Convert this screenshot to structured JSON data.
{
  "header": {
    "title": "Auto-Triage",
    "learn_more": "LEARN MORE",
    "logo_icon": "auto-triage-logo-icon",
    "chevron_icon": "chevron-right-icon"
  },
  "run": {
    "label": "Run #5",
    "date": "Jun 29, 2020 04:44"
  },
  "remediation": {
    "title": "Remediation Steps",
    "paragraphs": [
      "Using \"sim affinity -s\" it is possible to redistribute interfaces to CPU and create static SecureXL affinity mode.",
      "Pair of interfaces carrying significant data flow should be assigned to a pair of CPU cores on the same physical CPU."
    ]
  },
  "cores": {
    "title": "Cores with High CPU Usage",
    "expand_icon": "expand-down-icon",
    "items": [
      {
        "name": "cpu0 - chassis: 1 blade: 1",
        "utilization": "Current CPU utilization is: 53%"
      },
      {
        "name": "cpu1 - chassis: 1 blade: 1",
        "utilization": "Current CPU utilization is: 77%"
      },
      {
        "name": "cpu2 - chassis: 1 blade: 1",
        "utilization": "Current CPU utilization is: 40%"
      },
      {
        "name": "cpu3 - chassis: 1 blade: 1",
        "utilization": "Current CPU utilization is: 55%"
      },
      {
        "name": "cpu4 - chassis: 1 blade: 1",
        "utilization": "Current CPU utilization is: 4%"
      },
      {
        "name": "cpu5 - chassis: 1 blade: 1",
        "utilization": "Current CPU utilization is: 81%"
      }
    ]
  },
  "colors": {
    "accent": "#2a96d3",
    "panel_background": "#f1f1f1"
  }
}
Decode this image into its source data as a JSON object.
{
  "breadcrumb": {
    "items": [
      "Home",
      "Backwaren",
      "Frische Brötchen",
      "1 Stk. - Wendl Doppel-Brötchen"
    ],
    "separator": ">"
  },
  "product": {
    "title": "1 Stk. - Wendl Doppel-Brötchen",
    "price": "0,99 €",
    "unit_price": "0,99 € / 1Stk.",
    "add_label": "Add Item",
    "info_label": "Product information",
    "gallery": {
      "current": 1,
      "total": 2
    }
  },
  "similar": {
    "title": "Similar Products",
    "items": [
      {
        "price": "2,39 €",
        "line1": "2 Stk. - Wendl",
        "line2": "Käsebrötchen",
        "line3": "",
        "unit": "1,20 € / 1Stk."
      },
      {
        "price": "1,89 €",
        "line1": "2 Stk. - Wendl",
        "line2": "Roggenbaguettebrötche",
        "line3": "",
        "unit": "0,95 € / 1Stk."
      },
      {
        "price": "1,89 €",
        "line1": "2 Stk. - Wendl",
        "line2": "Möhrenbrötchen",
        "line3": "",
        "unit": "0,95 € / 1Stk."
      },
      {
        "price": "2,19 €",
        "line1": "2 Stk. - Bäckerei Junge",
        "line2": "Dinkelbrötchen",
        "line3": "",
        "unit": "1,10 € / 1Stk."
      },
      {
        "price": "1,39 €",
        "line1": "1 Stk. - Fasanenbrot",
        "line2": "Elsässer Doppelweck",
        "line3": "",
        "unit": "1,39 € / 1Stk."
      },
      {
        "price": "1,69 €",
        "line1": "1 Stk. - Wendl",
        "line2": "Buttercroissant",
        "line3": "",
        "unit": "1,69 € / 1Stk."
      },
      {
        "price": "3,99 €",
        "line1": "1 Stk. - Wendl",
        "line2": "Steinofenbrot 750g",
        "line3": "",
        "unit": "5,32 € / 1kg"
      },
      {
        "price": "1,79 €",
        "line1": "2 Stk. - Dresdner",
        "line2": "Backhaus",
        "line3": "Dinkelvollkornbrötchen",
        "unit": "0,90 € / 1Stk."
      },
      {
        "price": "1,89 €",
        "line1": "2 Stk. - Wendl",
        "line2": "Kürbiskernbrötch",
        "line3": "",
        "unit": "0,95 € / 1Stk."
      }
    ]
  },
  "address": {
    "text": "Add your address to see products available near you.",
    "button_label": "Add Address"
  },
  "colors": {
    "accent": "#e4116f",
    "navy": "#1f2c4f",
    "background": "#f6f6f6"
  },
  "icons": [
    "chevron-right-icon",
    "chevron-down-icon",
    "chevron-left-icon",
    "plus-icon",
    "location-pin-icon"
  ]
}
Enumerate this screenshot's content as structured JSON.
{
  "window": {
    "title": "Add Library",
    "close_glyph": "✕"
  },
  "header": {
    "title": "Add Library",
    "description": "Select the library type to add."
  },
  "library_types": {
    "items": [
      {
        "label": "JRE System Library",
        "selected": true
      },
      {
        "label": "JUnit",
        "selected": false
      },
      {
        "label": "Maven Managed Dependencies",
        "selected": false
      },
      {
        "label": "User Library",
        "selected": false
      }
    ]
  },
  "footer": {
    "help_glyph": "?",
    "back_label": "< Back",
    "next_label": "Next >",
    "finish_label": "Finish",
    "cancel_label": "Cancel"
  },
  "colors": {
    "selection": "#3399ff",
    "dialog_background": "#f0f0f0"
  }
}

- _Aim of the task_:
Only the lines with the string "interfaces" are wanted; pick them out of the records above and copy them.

- _Exercise response_:
      "Using \"sim affinity -s\" it is possible to redistribute interfaces to CPU and create static SecureXL affinity mode.",
      "Pair of interfaces carrying significant data flow should be assigned to a pair of CPU cores on the same physical CPU."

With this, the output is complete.